• Your task
Look through the listing below for the word "name" and copy every line where it occurs.
Start of Block
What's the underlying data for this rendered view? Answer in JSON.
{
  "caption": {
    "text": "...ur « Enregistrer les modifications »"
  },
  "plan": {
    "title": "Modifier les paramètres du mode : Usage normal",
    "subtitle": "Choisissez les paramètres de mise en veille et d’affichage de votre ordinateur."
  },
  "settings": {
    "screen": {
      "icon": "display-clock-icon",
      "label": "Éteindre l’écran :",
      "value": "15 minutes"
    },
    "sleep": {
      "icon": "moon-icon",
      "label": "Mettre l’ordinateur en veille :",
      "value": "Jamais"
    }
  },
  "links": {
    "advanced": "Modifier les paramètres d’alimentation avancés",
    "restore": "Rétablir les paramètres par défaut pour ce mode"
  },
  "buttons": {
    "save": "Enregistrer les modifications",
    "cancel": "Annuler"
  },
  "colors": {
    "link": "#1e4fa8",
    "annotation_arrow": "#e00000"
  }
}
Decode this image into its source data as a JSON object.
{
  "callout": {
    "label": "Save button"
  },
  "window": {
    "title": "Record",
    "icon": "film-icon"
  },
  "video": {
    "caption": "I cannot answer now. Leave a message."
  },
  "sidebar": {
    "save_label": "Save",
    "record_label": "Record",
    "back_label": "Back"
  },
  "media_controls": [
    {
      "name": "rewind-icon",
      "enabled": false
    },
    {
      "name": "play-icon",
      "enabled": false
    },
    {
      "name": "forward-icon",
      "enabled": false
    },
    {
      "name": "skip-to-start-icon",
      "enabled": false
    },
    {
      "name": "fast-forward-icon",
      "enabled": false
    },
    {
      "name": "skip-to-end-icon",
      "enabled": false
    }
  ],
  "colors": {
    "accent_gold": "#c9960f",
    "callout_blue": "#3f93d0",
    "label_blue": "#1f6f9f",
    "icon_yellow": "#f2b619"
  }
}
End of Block
• Task answer
      "name": "rewind-icon",
      "name": "play-icon",
      "name": "forward-icon",
      "name": "skip-to-start-icon",
      "name": "fast-forward-icon",
      "name": "skip-to-end-icon",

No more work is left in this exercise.